» WHAT IS NEEDED:
What is wanted is every record, duplicated word for word.
::::::::::
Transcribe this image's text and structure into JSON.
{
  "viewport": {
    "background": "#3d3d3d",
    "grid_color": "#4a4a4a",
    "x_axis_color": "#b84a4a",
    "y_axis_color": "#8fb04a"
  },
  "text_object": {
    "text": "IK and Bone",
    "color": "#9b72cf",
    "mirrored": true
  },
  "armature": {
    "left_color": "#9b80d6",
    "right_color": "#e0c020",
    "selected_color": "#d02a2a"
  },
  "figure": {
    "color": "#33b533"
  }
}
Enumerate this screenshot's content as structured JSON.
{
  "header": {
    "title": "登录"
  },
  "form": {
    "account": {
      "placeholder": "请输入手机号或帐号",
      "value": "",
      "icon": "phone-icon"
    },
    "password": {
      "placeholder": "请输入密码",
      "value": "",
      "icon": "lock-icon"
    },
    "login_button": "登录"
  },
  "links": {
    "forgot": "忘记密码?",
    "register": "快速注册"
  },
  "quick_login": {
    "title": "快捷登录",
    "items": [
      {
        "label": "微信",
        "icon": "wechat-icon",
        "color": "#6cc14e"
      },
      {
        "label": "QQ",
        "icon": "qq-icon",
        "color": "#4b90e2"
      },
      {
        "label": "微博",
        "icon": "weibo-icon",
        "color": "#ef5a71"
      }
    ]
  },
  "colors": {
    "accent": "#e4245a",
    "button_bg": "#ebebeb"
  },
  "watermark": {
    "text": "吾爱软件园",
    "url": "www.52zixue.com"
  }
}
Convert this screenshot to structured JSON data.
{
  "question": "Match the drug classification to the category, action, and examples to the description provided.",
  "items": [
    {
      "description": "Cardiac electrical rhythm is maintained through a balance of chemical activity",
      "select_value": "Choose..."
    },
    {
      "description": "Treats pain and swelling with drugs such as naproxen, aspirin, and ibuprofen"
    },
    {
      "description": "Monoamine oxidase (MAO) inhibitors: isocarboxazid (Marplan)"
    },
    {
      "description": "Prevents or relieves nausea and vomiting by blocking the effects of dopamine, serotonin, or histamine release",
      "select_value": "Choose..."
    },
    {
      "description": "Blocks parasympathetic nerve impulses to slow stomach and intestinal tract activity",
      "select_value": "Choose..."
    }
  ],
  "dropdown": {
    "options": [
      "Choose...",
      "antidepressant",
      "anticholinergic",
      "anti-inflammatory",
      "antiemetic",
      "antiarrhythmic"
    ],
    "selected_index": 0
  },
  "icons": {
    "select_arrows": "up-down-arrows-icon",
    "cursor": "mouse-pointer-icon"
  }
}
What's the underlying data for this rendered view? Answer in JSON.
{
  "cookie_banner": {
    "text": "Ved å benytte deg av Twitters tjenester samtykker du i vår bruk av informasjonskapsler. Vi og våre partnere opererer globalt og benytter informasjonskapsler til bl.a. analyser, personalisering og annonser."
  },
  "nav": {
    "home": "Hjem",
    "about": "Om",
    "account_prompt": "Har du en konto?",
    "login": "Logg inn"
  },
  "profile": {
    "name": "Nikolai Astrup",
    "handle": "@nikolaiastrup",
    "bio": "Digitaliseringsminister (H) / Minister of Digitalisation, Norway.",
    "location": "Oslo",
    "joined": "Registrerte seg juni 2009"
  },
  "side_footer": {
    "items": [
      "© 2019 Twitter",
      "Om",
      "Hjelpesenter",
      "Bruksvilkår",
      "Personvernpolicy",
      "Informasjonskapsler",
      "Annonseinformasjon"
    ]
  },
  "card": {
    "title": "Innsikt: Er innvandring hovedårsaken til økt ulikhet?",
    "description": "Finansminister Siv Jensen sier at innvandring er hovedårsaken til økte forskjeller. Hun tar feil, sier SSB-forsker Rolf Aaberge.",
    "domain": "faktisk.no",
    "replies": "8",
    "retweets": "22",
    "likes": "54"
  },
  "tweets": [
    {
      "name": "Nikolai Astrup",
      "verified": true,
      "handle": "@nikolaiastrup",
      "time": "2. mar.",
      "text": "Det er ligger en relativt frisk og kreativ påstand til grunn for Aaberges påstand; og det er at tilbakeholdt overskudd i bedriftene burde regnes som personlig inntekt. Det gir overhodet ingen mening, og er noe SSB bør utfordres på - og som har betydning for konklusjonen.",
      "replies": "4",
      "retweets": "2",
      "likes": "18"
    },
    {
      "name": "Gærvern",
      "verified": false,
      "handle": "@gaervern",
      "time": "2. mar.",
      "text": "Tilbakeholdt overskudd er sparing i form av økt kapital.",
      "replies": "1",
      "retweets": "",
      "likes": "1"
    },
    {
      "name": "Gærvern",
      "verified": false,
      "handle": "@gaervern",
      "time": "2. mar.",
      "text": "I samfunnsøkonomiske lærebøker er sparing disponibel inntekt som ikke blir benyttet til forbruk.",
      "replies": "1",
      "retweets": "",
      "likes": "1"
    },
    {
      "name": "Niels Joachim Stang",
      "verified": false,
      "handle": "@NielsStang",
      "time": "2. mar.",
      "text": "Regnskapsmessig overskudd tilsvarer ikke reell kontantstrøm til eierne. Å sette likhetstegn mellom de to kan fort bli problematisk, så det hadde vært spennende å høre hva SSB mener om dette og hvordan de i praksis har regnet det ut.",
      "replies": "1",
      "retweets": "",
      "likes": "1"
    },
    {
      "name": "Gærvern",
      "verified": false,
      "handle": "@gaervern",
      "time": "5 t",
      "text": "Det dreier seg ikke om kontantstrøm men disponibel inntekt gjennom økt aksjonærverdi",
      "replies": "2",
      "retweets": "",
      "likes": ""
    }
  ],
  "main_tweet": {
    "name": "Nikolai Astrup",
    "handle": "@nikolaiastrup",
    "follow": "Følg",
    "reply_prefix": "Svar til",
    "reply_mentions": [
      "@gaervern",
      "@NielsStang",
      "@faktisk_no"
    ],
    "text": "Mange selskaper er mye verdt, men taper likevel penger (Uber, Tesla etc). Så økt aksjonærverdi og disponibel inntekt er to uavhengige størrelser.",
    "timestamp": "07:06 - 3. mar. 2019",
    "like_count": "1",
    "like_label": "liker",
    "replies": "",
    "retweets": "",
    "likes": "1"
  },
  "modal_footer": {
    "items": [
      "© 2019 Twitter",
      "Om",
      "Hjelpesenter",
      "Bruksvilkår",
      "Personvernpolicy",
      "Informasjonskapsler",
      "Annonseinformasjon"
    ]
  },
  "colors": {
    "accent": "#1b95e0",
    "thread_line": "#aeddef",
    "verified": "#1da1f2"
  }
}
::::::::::
» ANSWER AREA:
Transcribe this image's text and structure into JSON.
{
  "viewport": {
    "background": "#3d3d3d",
    "grid_color": "#4a4a4a",
    "x_axis_color": "#b84a4a",
    "y_axis_color": "#8fb04a"
  },
  "text_object": {
    "text": "IK and Bone",
    "color": "#9b72cf",
    "mirrored": true
  },
  "armature": {
    "left_color": "#9b80d6",
    "right_color": "#e0c020",
    "selected_color": "#d02a2a"
  },
  "figure": {
    "color": "#33b533"
  }
}
Enumerate this screenshot's content as structured JSON.
{
  "header": {
    "title": "登录"
  },
  "form": {
    "account": {
      "placeholder": "请输入手机号或帐号",
      "value": "",
      "icon": "phone-icon"
    },
    "password": {
      "placeholder": "请输入密码",
      "value": "",
      "icon": "lock-icon"
    },
    "login_button": "登录"
  },
  "links": {
    "forgot": "忘记密码?",
    "register": "快速注册"
  },
  "quick_login": {
    "title": "快捷登录",
    "items": [
      {
        "label": "微信",
        "icon": "wechat-icon",
        "color": "#6cc14e"
      },
      {
        "label": "QQ",
        "icon": "qq-icon",
        "color": "#4b90e2"
      },
      {
        "label": "微博",
        "icon": "weibo-icon",
        "color": "#ef5a71"
      }
    ]
  },
  "colors": {
    "accent": "#e4245a",
    "button_bg": "#ebebeb"
  },
  "watermark": {
    "text": "吾爱软件园",
    "url": "www.52zixue.com"
  }
}
Convert this screenshot to structured JSON data.
{
  "question": "Match the drug classification to the category, action, and examples to the description provided.",
  "items": [
    {
      "description": "Cardiac electrical rhythm is maintained through a balance of chemical activity",
      "select_value": "Choose..."
    },
    {
      "description": "Treats pain and swelling with drugs such as naproxen, aspirin, and ibuprofen"
    },
    {
      "description": "Monoamine oxidase (MAO) inhibitors: isocarboxazid (Marplan)"
    },
    {
      "description": "Prevents or relieves nausea and vomiting by blocking the effects of dopamine, serotonin, or histamine release",
      "select_value": "Choose..."
    },
    {
      "description": "Blocks parasympathetic nerve impulses to slow stomach and intestinal tract activity",
      "select_value": "Choose..."
    }
  ],
  "dropdown": {
    "options": [
      "Choose...",
      "antidepressant",
      "anticholinergic",
      "anti-inflammatory",
      "antiemetic",
      "antiarrhythmic"
    ],
    "selected_index": 0
  },
  "icons": {
    "select_arrows": "up-down-arrows-icon",
    "cursor": "mouse-pointer-icon"
  }
}
What's the underlying data for this rendered view? Answer in JSON.
{
  "cookie_banner": {
    "text": "Ved å benytte deg av Twitters tjenester samtykker du i vår bruk av informasjonskapsler. Vi og våre partnere opererer globalt og benytter informasjonskapsler til bl.a. analyser, personalisering og annonser."
  },
  "nav": {
    "home": "Hjem",
    "about": "Om",
    "account_prompt": "Har du en konto?",
    "login": "Logg inn"
  },
  "profile": {
    "name": "Nikolai Astrup",
    "handle": "@nikolaiastrup",
    "bio": "Digitaliseringsminister (H) / Minister of Digitalisation, Norway.",
    "location": "Oslo",
    "joined": "Registrerte seg juni 2009"
  },
  "side_footer": {
    "items": [
      "© 2019 Twitter",
      "Om",
      "Hjelpesenter",
      "Bruksvilkår",
      "Personvernpolicy",
      "Informasjonskapsler",
      "Annonseinformasjon"
    ]
  },
  "card": {
    "title": "Innsikt: Er innvandring hovedårsaken til økt ulikhet?",
    "description": "Finansminister Siv Jensen sier at innvandring er hovedårsaken til økte forskjeller. Hun tar feil, sier SSB-forsker Rolf Aaberge.",
    "domain": "faktisk.no",
    "replies": "8",
    "retweets": "22",
    "likes": "54"
  },
  "tweets": [
    {
      "name": "Nikolai Astrup",
      "verified": true,
      "handle": "@nikolaiastrup",
      "time": "2. mar.",
      "text": "Det er ligger en relativt frisk og kreativ påstand til grunn for Aaberges påstand; og det er at tilbakeholdt overskudd i bedriftene burde regnes som personlig inntekt. Det gir overhodet ingen mening, og er noe SSB bør utfordres på - og som har betydning for konklusjonen.",
      "replies": "4",
      "retweets": "2",
      "likes": "18"
    },
    {
      "name": "Gærvern",
      "verified": false,
      "handle": "@gaervern",
      "time": "2. mar.",
      "text": "Tilbakeholdt overskudd er sparing i form av økt kapital.",
      "replies": "1",
      "retweets": "",
      "likes": "1"
    },
    {
      "name": "Gærvern",
      "verified": false,
      "handle": "@gaervern",
      "time": "2. mar.",
      "text": "I samfunnsøkonomiske lærebøker er sparing disponibel inntekt som ikke blir benyttet til forbruk.",
      "replies": "1",
      "retweets": "",
      "likes": "1"
    },
    {
      "name": "Niels Joachim Stang",
      "verified": false,
      "handle": "@NielsStang",
      "time": "2. mar.",
      "text": "Regnskapsmessig overskudd tilsvarer ikke reell kontantstrøm til eierne. Å sette likhetstegn mellom de to kan fort bli problematisk, så det hadde vært spennende å høre hva SSB mener om dette og hvordan de i praksis har regnet det ut.",
      "replies": "1",
      "retweets": "",
      "likes": "1"
    },
    {
      "name": "Gærvern",
      "verified": false,
      "handle": "@gaervern",
      "time": "5 t",
      "text": "Det dreier seg ikke om kontantstrøm men disponibel inntekt gjennom økt aksjonærverdi",
      "replies": "2",
      "retweets": "",
      "likes": ""
    }
  ],
  "main_tweet": {
    "name": "Nikolai Astrup",
    "handle": "@nikolaiastrup",
    "follow": "Følg",
    "reply_prefix": "Svar til",
    "reply_mentions": [
      "@gaervern",
      "@NielsStang",
      "@faktisk_no"
    ],
    "text": "Mange selskaper er mye verdt, men taper likevel penger (Uber, Tesla etc). Så økt aksjonærverdi og disponibel inntekt er to uavhengige størrelser.",
    "timestamp": "07:06 - 3. mar. 2019",
    "like_count": "1",
    "like_label": "liker",
    "replies": "",
    "retweets": "",
    "likes": "1"
  },
  "modal_footer": {
    "items": [
      "© 2019 Twitter",
      "Om",
      "Hjelpesenter",
      "Bruksvilkår",
      "Personvernpolicy",
      "Informasjonskapsler",
      "Annonseinformasjon"
    ]
  },
  "colors": {
    "accent": "#1b95e0",
    "thread_line": "#aeddef",
    "verified": "#1da1f2"
  }
}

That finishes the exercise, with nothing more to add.